- Q&A with Trip Leader Regina Yopak
- Q&A with Trip Leader Gaston Lacombe
- Q&A with Trip Leader Ross Weinberg
- Q&A with Trip Leader Nathalie Chardon
- Q&A with Trip Leader Chris Johns
- Q&A with Trip Leader Steve Byrne
- Q&A with Trip Leader Ricky Qi
- Q&A with Trip Leader Claire Bangser
- Q&A with Trip Leader Nicole Büttner
Q&A with Trip Leader Nathalie Chardon
During her undergraduate studies at UC-Berkeley, Nathalie focused on ecology and spent a year abroad in Chile, where she gained a unique perspective on biogeography—a topic still at the heart of her research interests. She is currently pursuing a Ph.D. at the University of Colorado, Boulder, studying how alpine ecosystems respond to climate change. Each year she spends time conducting research at the Swiss Institute for Snow and Avalanche Research.
You’ll be leading our Iceland Expedition this summer. What is your connection to this part of the world?
Iceland is home to the northernmost European population of the alpine plant I study, making it a place I’ve always wanted to visit! Aside from its stunning alpine and arctic landscapes, Iceland is one of the most sustainable inhabited places, and I consider it a role model for how our planet’s increasing population should strive to live.
What part of the Iceland trip are you most excited for students to experience this summer?
Few students have ever hiked—let alone slept—on a glacier, and I can’t wait to see these young explorers experience this remnant of Earth’s past climate. It’s unclear exactly how long glaciers will be around, but we know for certain they are melting at alarming rates.
Any pieces of advice for aspiring climatologists and climate activists?
The scientific process is tried and true, whereas political opinions shift quickly and are often based on ideology, not practical facts. This inspired me to become a scientist, and I advise all those working in this charged field not lose sight of the answers we gain from scientific research. This is how we win arguments, this is how we know how climate impacts various parts of the globe.
What do you think is the best part of a National Geographic Student Expeditions trip?
Both the incredible community we build in such a short time, and the tools students gain that will help them pursue their passions.
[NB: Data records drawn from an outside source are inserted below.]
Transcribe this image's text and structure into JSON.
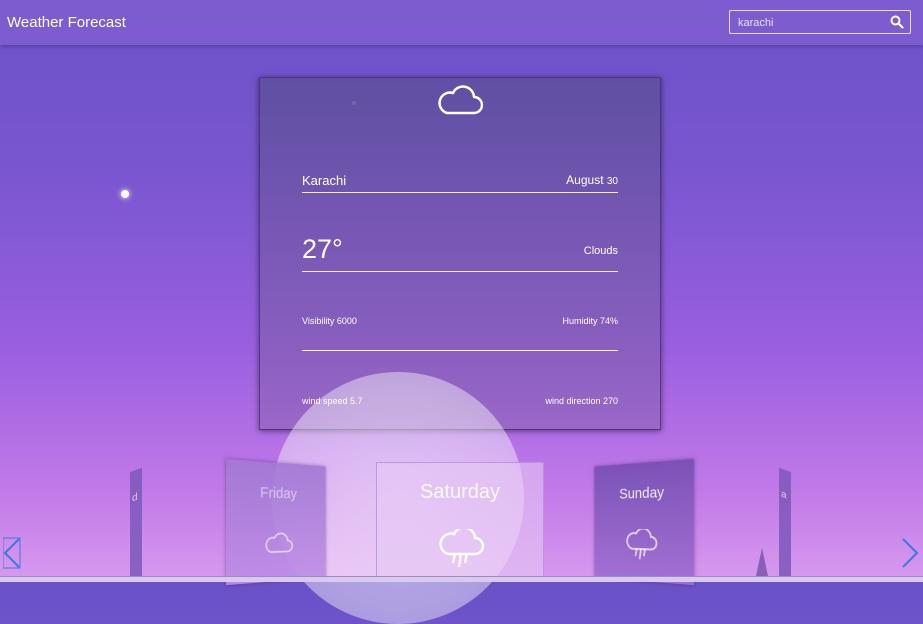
{
  "header": {
    "title": "Weather Forecast",
    "search_value": "karachi"
  },
  "current": {
    "city": "Karachi",
    "month": "August",
    "day": "30",
    "temperature": "27°",
    "condition": "Clouds",
    "visibility": "Visibility 6000",
    "humidity": "Humidity 74%",
    "wind_speed": "wind speed 5.7",
    "wind_direction": "wind direction 270"
  },
  "forecast": {
    "days": [
      "Friday",
      "Saturday",
      "Sunday"
    ],
    "left_edge_glyph": "d",
    "right_edge_glyph": "a"
  },
  "icons": {
    "main": "cloud-icon",
    "friday": "cloud-icon",
    "saturday": "rain-icon",
    "sunday": "rain-icon"
  },
  "colors": {
    "header": "#7c5ccf",
    "accent_arrow": "#3a7ae0"
  }
}
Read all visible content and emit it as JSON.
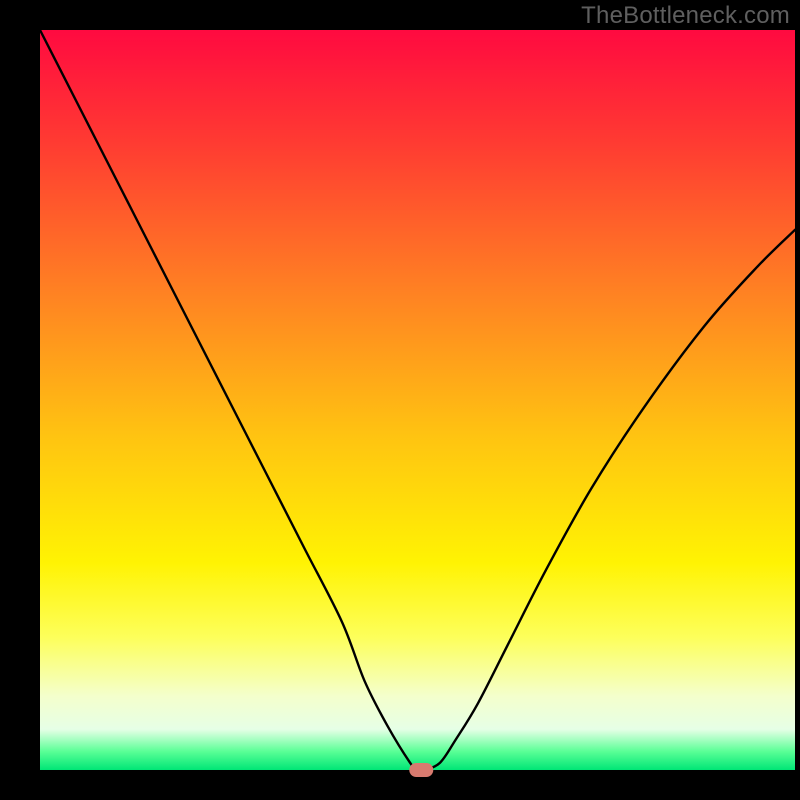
{
  "watermark": "TheBottleneck.com",
  "colors": {
    "black": "#000000",
    "curve": "#000000",
    "marker_fill": "#d87a6f",
    "gradient_stops": [
      {
        "offset": 0.0,
        "color": "#ff0a40"
      },
      {
        "offset": 0.15,
        "color": "#ff3a32"
      },
      {
        "offset": 0.35,
        "color": "#ff8023"
      },
      {
        "offset": 0.55,
        "color": "#ffc411"
      },
      {
        "offset": 0.72,
        "color": "#fff303"
      },
      {
        "offset": 0.82,
        "color": "#fdff5a"
      },
      {
        "offset": 0.9,
        "color": "#f4ffcc"
      },
      {
        "offset": 0.945,
        "color": "#e6ffe6"
      },
      {
        "offset": 0.975,
        "color": "#5aff96"
      },
      {
        "offset": 1.0,
        "color": "#00e676"
      }
    ]
  },
  "chart_data": {
    "type": "line",
    "title": "",
    "xlabel": "",
    "ylabel": "",
    "xlim": [
      0,
      100
    ],
    "ylim": [
      0,
      100
    ],
    "x": [
      0,
      5,
      10,
      15,
      20,
      25,
      30,
      35,
      40,
      43,
      46,
      49,
      50,
      51,
      53,
      55,
      58,
      62,
      67,
      73,
      80,
      88,
      95,
      100
    ],
    "values": [
      100,
      90,
      80,
      70,
      60,
      50,
      40,
      30,
      20,
      12,
      6,
      1,
      0,
      0,
      1,
      4,
      9,
      17,
      27,
      38,
      49,
      60,
      68,
      73
    ],
    "marker": {
      "x": 50.5,
      "y": 0
    }
  }
}
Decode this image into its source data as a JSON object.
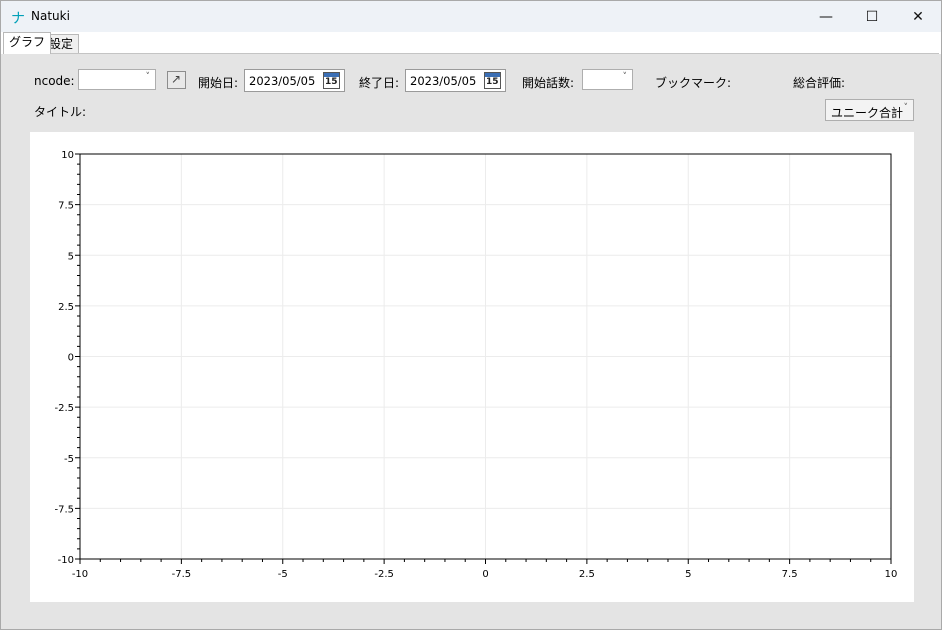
{
  "window": {
    "title": "Natuki",
    "minimize_glyph": "—",
    "maximize_glyph": "☐",
    "close_glyph": "✕",
    "app_icon_glyph": "ナ"
  },
  "tabs": [
    {
      "label": "グラフ",
      "active": true
    },
    {
      "label": "設定",
      "active": false
    }
  ],
  "controls": {
    "ncode_label": "ncode:",
    "ncode_value": "",
    "start_date_label": "開始日:",
    "start_date_value": "2023/05/05",
    "end_date_label": "終了日:",
    "end_date_value": "2023/05/05",
    "start_episode_label": "開始話数:",
    "start_episode_value": "",
    "bookmark_label": "ブックマーク:",
    "total_rating_label": "総合評価:",
    "title_label": "タイトル:",
    "mode_select_value": "ユニーク合計",
    "calendar_day": "15",
    "chevron_glyph": "˅",
    "open_glyph": "↗"
  },
  "chart_data": {
    "type": "line",
    "title": "",
    "xlabel": "",
    "ylabel": "",
    "xlim": [
      -10,
      10
    ],
    "ylim": [
      -10,
      10
    ],
    "xticks": [
      "-10",
      "-7.5",
      "-5",
      "-2.5",
      "0",
      "2.5",
      "5",
      "7.5",
      "10"
    ],
    "yticks": [
      "10",
      "7.5",
      "5",
      "2.5",
      "0",
      "-2.5",
      "-5",
      "-7.5",
      "-10"
    ],
    "grid": true,
    "series": []
  },
  "colors": {
    "accent": "#00a0b8",
    "calendar_header": "#3b6fb5",
    "grid": "#ececec"
  }
}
Few high school advisors will recommend that their students pursue a non-traditional path, but with National Geographic, students learn from trip leaders and Experts who have chosen to do exactly that.
Where is the first place you traveled that left a lasting impression on you?
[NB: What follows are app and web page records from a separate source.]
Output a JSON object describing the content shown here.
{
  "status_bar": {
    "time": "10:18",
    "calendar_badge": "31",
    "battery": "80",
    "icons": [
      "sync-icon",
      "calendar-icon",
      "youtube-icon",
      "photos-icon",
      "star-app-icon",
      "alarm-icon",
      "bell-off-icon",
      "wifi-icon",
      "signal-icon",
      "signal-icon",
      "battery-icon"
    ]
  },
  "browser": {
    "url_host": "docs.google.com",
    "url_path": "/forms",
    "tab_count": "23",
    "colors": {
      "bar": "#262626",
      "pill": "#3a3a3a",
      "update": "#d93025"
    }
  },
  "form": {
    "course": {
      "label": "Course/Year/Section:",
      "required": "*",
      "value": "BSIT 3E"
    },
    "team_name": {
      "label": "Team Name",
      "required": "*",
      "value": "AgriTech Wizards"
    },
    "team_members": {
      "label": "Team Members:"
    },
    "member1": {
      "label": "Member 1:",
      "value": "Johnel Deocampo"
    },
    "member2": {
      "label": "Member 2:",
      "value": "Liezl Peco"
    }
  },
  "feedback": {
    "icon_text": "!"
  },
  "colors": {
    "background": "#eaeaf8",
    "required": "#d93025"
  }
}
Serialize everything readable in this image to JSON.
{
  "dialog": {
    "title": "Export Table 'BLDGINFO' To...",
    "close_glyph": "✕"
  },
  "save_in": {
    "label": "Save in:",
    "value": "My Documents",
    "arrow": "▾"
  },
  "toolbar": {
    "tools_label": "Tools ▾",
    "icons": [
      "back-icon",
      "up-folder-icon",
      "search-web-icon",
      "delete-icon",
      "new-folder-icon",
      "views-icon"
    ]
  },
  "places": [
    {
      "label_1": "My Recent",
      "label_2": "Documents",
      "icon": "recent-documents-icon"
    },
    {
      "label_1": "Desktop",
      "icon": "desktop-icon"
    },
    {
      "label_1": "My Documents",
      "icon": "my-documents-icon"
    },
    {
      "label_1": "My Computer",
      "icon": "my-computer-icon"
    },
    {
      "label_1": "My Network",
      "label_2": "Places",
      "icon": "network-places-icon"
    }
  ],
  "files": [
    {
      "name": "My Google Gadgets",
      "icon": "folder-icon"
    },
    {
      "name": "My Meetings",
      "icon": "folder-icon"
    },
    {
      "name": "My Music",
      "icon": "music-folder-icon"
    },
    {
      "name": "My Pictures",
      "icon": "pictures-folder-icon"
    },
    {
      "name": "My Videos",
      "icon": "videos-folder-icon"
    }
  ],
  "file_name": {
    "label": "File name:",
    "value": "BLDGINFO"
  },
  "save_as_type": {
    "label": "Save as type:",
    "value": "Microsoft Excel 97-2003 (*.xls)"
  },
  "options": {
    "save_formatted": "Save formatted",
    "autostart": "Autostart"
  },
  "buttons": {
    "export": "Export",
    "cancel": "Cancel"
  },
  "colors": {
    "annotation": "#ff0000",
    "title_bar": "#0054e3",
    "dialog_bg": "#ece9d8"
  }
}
Chile—an enormous country within a huge continent that I knew little about, even though I grew up in North America. The multitude of cultures, the diversity of people, and the soaring Andes next to the deep jungle made up a whole new world I never even knew existed. It was the first time I traveled to a place that was so much bigger, in every sense of the word, than I had expected.
What are your hobbies, aside from traveling and sharing your insights with National Geographic Student Expeditions travelers?
I’m a passionate skier and climber, and try to fit in alpine pursuits as often as possible!
What is the next destination on your travel wish list?
Nepal, where I hope to log some serious hiking miles after finishing my PhD.
What item won’t you leave home without when traveling?
My two bare essentials: chap stick and earplugs!
One fun fact about yourself?
I always bring Nutella to mountain summits and eat it with a spoon.